● **Exercise description**
Needed from the entries below: every line that holds the word "image".

● **Records to use**
___
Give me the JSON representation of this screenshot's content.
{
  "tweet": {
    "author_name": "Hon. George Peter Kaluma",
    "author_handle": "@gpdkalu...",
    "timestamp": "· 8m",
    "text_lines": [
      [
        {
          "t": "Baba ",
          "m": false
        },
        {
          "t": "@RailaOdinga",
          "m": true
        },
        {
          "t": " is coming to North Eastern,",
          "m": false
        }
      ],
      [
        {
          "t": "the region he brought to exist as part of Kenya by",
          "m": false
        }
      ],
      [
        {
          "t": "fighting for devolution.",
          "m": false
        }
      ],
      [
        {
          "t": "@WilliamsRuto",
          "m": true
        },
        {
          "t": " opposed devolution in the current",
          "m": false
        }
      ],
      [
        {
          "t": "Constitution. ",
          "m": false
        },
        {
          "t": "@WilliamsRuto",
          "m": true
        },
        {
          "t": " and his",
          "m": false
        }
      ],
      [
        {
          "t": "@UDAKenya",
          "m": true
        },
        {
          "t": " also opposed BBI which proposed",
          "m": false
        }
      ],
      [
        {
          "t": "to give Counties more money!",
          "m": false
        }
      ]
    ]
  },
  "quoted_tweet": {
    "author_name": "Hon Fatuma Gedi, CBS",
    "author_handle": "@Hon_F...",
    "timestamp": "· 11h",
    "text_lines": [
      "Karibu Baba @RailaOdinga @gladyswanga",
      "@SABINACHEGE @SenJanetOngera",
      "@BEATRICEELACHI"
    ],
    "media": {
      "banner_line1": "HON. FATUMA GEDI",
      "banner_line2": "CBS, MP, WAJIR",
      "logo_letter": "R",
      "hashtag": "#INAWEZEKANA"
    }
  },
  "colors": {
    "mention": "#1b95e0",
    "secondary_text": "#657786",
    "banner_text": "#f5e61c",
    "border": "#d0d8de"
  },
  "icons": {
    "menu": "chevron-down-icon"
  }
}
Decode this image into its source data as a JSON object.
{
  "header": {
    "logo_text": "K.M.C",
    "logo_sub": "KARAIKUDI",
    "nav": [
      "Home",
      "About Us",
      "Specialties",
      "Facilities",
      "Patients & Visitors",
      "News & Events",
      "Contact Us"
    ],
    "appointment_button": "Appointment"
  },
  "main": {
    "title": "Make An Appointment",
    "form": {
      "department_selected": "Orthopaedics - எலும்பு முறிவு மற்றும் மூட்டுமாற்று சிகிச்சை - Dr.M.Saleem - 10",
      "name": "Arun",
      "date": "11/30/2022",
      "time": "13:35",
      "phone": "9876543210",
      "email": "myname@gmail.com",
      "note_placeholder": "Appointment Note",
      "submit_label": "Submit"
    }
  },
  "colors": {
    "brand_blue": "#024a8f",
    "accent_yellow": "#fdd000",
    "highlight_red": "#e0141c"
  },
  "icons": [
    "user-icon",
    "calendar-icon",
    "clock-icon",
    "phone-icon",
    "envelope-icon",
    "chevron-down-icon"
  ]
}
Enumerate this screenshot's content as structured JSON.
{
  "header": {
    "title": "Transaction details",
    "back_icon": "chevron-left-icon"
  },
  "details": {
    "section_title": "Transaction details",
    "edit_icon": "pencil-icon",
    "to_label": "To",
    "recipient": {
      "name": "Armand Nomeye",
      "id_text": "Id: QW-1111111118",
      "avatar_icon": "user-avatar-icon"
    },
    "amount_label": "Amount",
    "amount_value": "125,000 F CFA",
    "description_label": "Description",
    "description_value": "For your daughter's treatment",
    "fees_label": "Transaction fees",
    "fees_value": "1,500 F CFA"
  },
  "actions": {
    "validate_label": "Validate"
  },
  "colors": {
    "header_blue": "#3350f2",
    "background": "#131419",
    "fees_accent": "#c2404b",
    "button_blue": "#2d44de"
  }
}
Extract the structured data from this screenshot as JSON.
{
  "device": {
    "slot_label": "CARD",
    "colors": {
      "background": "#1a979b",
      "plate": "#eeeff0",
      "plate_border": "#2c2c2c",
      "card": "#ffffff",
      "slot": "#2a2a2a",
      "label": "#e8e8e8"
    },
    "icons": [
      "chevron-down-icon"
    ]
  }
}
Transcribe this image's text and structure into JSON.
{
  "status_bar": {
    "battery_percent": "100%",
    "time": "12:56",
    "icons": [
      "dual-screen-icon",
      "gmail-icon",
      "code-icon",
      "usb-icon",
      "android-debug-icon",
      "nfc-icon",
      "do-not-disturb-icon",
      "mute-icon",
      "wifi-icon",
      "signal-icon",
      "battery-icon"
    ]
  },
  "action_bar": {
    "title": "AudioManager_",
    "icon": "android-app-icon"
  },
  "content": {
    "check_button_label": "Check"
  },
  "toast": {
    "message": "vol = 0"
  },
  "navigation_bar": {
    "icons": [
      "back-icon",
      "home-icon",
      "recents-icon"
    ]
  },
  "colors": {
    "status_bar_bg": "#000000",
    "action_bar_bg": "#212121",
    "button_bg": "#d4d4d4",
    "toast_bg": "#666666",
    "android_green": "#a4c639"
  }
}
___
● **The answer**
Decode this image into its source data as a JSON object.
Transcribe this image's text and structure into JSON.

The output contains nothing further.